UPCOMING EVENTS & EXHIBITIONS
in the Immigration Crisis
Ursula Premier and Panel Discussion
April 30, 2021 | 6 – 8 P.M CT
Premiere broadcast of the play Ursula and post-show panel discussing the immigration crisis from the lens of Central America, Mexico, and US
Produced by CaraMia Theatre and Latino Arts Project, The Latino Center for Leadership Development is proud to present the world-premiere of Ursula and post-show panel discussing the immigration crisis from the lens of Central America, Mexico, and the U.S.
JAPAN-MEXICO: CELEBRATING 400 YEARS OF CULTURAL EXCHANGE
A Shared Cultural Journey
February 6, 2020
About the Celebration
Latino Arts Project was proud to present an artistic performance celebrating Afro-Mexican culture during Black History Month. The performance benefited After8toEducate and promoted unity by honoring the art, history, and ancestry of the combined African and Mexican cultures.
Attendees experienced the performance of world-renowned entertainer, Alejandra Robles, spoken word poetry with local youth, dance with traditional masks from Mexico and Afro-Mexican art & fashion.
BETSABEÉ ROMERO: An Altar in Their Memory / Un Altar en Su Memoria
October 22 – November 24, 2019 (Closed)
Traditional Día de Muertos ofrendas, or altars, are one of the most important collective and cultural celebrations still in practice in Mexico, and Betsabeé Romero (Mexico City, 1963) is one of the most important contemporary artists in Mexico working with the traditional elements and rituals of Day of the Dead altars while interpreting these traditions within a contemporary perspective.
For more than twenty years, Betsabeé Romero’s work has been involved in the research and production of contemporary ofrendas. Romero’s installations typically combine folk traditions of metal and paper art with contemporary social concerns (including immigration, gun violence and other social conditions within Mexico and the world).

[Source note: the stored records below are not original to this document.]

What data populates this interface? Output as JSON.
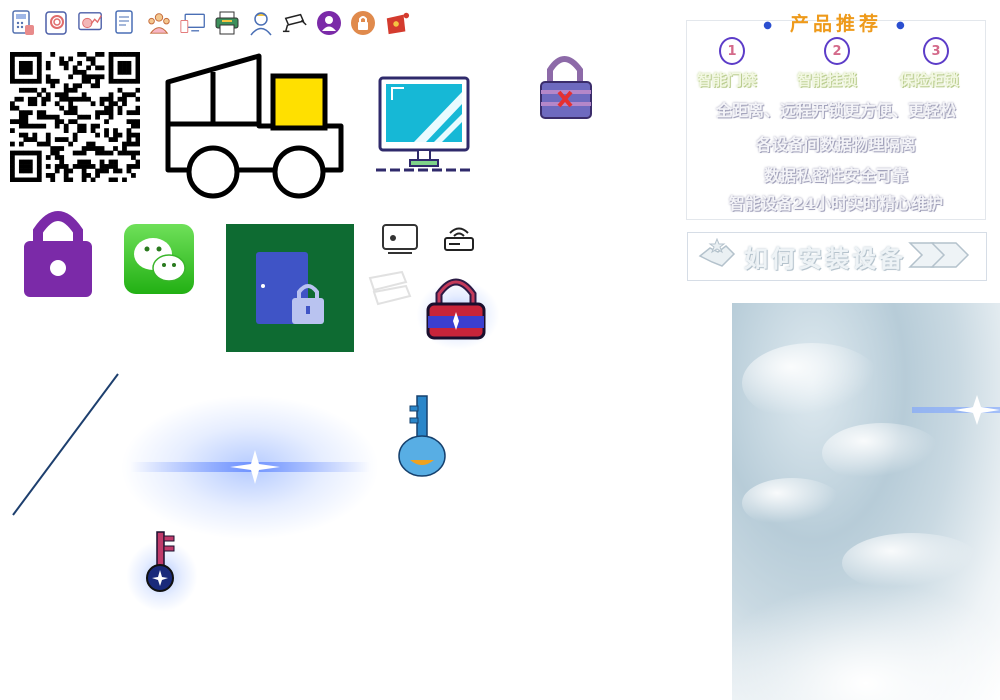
{
  "toolbar_icons": [
    {
      "name": "calculator-icon",
      "color": "#6c8ec9"
    },
    {
      "name": "fingerprint-card-icon",
      "color": "#e06c6c"
    },
    {
      "name": "analytics-icon",
      "color": "#e06c6c"
    },
    {
      "name": "document-icon",
      "color": "#4a6fb5"
    },
    {
      "name": "team-icon",
      "color": "#e08a4c"
    },
    {
      "name": "devices-icon",
      "color": "#4a6fb5"
    },
    {
      "name": "printer-icon",
      "color": "#3d8f5b"
    },
    {
      "name": "user-icon",
      "color": "#4a6fb5"
    },
    {
      "name": "cctv-camera-icon",
      "color": "#222222"
    },
    {
      "name": "person-badge-icon",
      "color": "#7b2aa8"
    },
    {
      "name": "lock-badge-icon",
      "color": "#e08a4c"
    },
    {
      "name": "red-package-icon",
      "color": "#d43b2e"
    }
  ],
  "panel": {
    "title": "产品推荐",
    "numbers": [
      "1",
      "2",
      "3"
    ],
    "features": [
      "智能门禁",
      "智能挂锁",
      "保险柜锁"
    ],
    "lines": [
      "全距离、远程开锁更方便、更轻松",
      "各设备间数据物理隔离",
      "数据私密性安全可靠",
      "智能设备24小时实时精心维护"
    ]
  },
  "install": {
    "label": "如何安装设备"
  },
  "colors": {
    "title_orange": "#ee9a1b",
    "lock_purple": "#7b2aa8",
    "wechat_green": "#3cc51f",
    "door_bg": "#0e6b32",
    "monitor_cyan": "#16b8d6",
    "truck_yellow": "#ffe000"
  }
}
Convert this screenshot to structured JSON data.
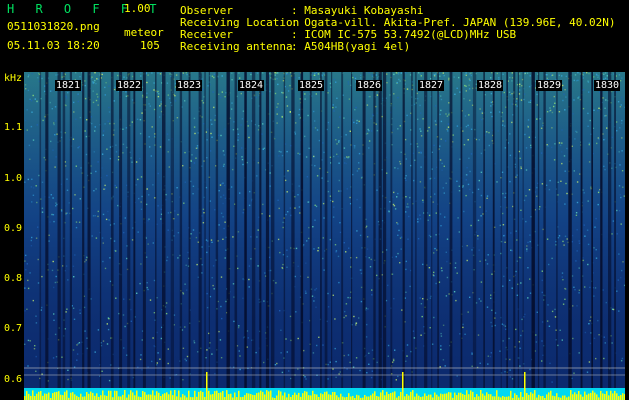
{
  "app": {
    "title": "H R O F F T",
    "version": "1.00"
  },
  "file": {
    "name": "0511031820.png",
    "datetime": "05.11.03 18:20",
    "mode": "meteor",
    "count": "105"
  },
  "station": {
    "labels": [
      "Observer",
      "Receiving Location",
      "Receiver",
      "Receiving antenna"
    ],
    "values": [
      ": Masayuki Kobayashi",
      ": Ogata-vill. Akita-Pref. JAPAN (139.96E, 40.02N)",
      ": ICOM IC-575 53.7492(@LCD)MHz USB",
      ": A504HB(yagi 4el)"
    ]
  },
  "y_axis": {
    "unit": "kHz",
    "ticks": [
      "1.1",
      "1.0",
      "0.9",
      "0.8",
      "0.7",
      "0.6"
    ]
  },
  "x_axis": {
    "ticks": [
      "1821",
      "1822",
      "1823",
      "1824",
      "1825",
      "1826",
      "1827",
      "1828",
      "1829",
      "1830"
    ]
  },
  "colors": {
    "background": "#000000",
    "text_yellow": "#ffff00",
    "title_green": "#00e060",
    "spectrum_base": "#0c2a6e"
  }
}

Romero’s work has been displayed on five continents, with more than 100 individual exhibitions. Previous exhibitions have been held at the British Museum in London; the Mega Altar at the Mexico City’s Zocalo; le Grand Palais in Paris; the National Museum of Women in the Arts in Washington, DC; the Rubin Center in El Paso, TX; the Nevada Museum of Art; the Neuberger Museum in Harrison, NY; the Nelson & Atkins Museum of Art in Kansas City, MO; the Anahuacalli Museum in Mexico City; the Recoleta Esplanade in Buenos Aires, Argentina; and Museo Casa Azul Frida Kahlo, among others.
While the exhibit centers around the Día de Muertos theme, it is also an homage to those deceased as a result of gun violence, as well as migrants who have died crossing the US-Mexico border.
“Por los duelos que no paran y que hay que acompañar
Por las muertes próximas, pero también por las distantes y anónimas
Por los que no hemos encontrado y merecen nuestro abrazo
Un altar en su memoria” B.R.
Betsabeé Romero: An Altar in their Memory
Mexican Modern Sculpture:
A Study of the Artists
May 5 – Sep. 22, 2019 (Closed)
About the Exhibition
This exhibition illustrated the aesthetics movement in Mexico, known as Escuela Mexicana de Escultura or Mexican School of Sculpture. These 9 featured artists are clearly positioned within the historical context of the Post-Revolution era in Mexico after 1920. It is focused on the revaluation and the exaltation of being Mexican; the nationalistic spirit of that time, and the ideals of the Revolution that both influenced and was influenced by the art. Mexican Modern Sculpture: A Study of the Artists has been organized by the Museo Casa Estudio Diego Rivera y Frida Kahlo in Mexico City with the support of the Instituto Nacional de Bellas Artes y Literatura and the Secretaría de Cultura of Mexico and Latino Arts Project is proud to be the only US venue.
Curated by art scholar María Estela Duarte, one of the greatest authorities in Mexican sculpture, this exhibition is the culmination of 14 years searching for previously undiscovered pieces and of academic research to create the most comprehensive look to date at these 9 artists, who reached their pinnacle of fame during the 1920’s – 1950’s and then were lost to history. Visitors will observe how each artist approached volume, using sculpture, and the influence of Mesoamerican cultures. Additionally, the way they dealt with identity and historical and social impact, such as family – particularly mother/motherland figure, education, history, politics and with the European avant-garde movements, like Art Deco.
About the Artists
This exquisite group exhibit includes more than 90 sculptures and numismatics plus several photographs and other documents of the 9 artists and it highlights the 5 regions where the artist were born and worked: Guanajuato, Jalisco, Nuevo León, Puebla and Mexico City:
Manuel Centurión (1883 – 1952)
Fidias Elizondo (1891 – 1979)
Guillermo Toussaint (1892 – 1965)
Juan Leonardo Cordero (1896 – 1960)
Carmen Carrillo de Antúnez (1900 – 1982)
Abraham Jiménez López (1901 – ca. 1988)
José L. Ruiz (1903 – 1981)
Isaías Cervantes Rodríguez (1903 – 1982)
Alberto de la Vega (1923 – 1969)